Dataset rows for apps and sites:
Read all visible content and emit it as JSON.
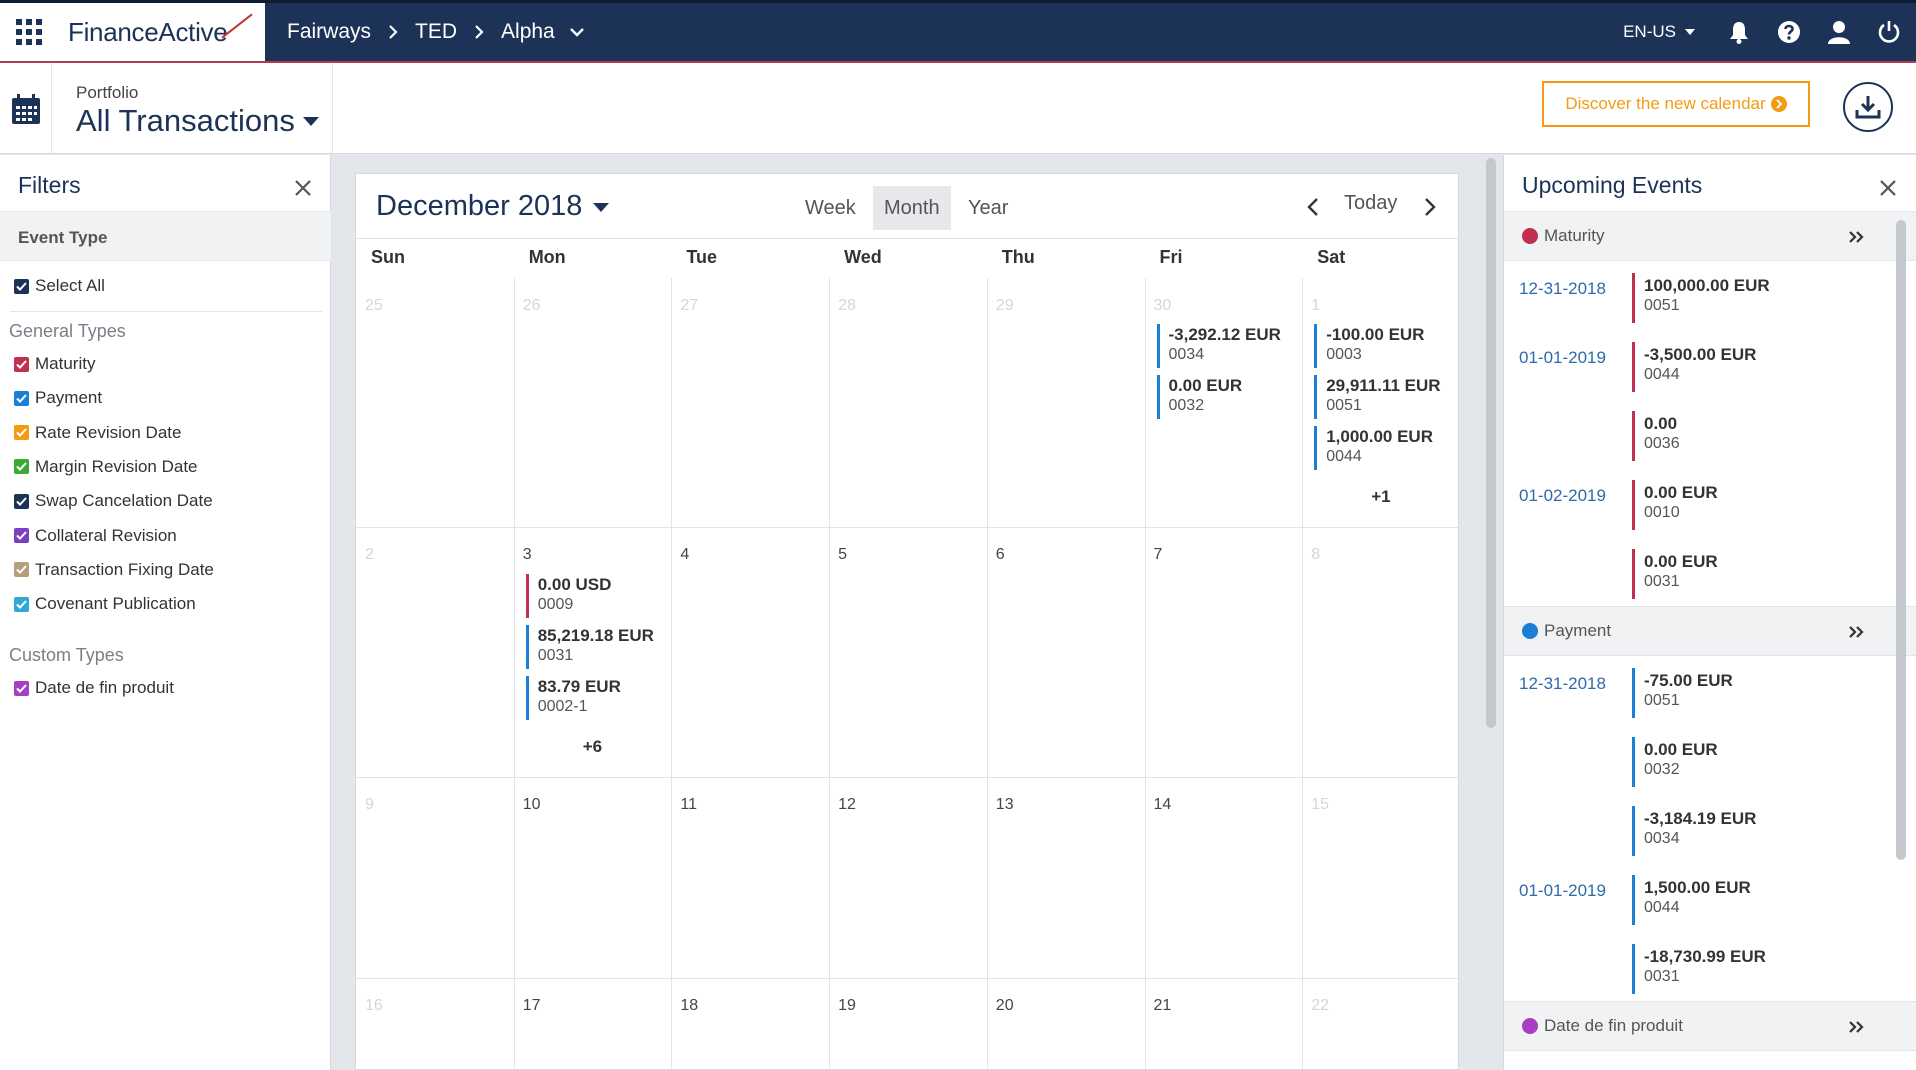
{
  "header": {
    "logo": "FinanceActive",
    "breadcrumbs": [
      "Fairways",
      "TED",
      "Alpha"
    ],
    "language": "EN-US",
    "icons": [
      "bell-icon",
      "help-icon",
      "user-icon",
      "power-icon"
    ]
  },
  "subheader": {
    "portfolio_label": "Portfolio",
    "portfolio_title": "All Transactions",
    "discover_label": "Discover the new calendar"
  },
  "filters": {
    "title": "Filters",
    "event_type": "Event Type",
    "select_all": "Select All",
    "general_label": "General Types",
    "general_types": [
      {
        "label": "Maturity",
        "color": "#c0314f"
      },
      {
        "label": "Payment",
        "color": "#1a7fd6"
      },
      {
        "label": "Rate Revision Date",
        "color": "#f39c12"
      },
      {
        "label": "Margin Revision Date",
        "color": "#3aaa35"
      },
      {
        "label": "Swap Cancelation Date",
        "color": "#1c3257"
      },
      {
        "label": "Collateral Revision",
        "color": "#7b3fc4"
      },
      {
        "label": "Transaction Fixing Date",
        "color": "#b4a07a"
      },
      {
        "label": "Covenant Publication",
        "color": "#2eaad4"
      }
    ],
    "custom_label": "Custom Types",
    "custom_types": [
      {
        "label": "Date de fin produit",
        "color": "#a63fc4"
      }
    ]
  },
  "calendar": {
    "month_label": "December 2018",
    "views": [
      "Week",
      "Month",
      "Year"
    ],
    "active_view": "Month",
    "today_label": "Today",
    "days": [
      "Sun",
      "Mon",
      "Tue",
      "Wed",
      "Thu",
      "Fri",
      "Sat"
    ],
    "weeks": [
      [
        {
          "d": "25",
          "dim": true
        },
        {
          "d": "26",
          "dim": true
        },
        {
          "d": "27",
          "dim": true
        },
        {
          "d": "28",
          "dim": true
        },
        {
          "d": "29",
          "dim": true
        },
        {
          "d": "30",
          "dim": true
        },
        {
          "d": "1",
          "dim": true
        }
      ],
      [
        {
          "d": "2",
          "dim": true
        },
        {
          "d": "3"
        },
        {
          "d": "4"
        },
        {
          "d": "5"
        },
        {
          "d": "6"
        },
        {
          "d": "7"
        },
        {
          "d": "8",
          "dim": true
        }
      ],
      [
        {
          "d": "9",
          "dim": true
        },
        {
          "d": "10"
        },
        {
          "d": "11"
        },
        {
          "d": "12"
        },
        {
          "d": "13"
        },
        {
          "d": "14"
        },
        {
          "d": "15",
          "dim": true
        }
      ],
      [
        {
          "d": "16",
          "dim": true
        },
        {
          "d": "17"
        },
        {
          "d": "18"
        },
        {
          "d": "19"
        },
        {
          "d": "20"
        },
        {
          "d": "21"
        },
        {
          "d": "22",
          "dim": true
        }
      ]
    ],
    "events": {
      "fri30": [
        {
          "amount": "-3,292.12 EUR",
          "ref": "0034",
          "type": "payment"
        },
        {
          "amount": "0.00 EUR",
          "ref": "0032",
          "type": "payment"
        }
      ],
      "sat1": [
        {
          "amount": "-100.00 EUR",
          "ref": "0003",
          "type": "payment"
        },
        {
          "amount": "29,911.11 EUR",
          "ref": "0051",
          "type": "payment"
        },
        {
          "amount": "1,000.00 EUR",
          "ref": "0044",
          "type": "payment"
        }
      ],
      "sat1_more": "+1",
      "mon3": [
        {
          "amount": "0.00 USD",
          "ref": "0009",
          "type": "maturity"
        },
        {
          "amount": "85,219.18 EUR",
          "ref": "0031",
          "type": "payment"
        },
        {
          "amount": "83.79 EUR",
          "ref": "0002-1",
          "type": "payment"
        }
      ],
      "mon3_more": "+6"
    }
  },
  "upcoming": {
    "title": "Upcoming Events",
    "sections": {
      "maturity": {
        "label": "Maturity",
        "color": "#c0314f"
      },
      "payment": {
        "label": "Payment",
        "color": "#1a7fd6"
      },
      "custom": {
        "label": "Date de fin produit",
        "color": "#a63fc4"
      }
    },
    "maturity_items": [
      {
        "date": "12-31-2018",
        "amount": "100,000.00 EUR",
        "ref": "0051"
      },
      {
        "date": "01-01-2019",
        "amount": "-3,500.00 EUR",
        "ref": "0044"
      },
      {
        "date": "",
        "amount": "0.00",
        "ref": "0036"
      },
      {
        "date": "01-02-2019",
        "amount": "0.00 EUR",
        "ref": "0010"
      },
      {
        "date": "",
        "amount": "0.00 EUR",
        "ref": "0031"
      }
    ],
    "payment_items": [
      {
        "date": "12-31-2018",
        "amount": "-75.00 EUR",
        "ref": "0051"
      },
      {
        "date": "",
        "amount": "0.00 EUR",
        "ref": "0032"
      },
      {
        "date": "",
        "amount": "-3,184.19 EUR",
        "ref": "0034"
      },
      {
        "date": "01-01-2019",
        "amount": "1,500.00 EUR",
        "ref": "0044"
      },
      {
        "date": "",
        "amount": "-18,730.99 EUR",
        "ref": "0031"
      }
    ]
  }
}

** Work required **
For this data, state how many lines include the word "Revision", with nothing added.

** Written reply **
3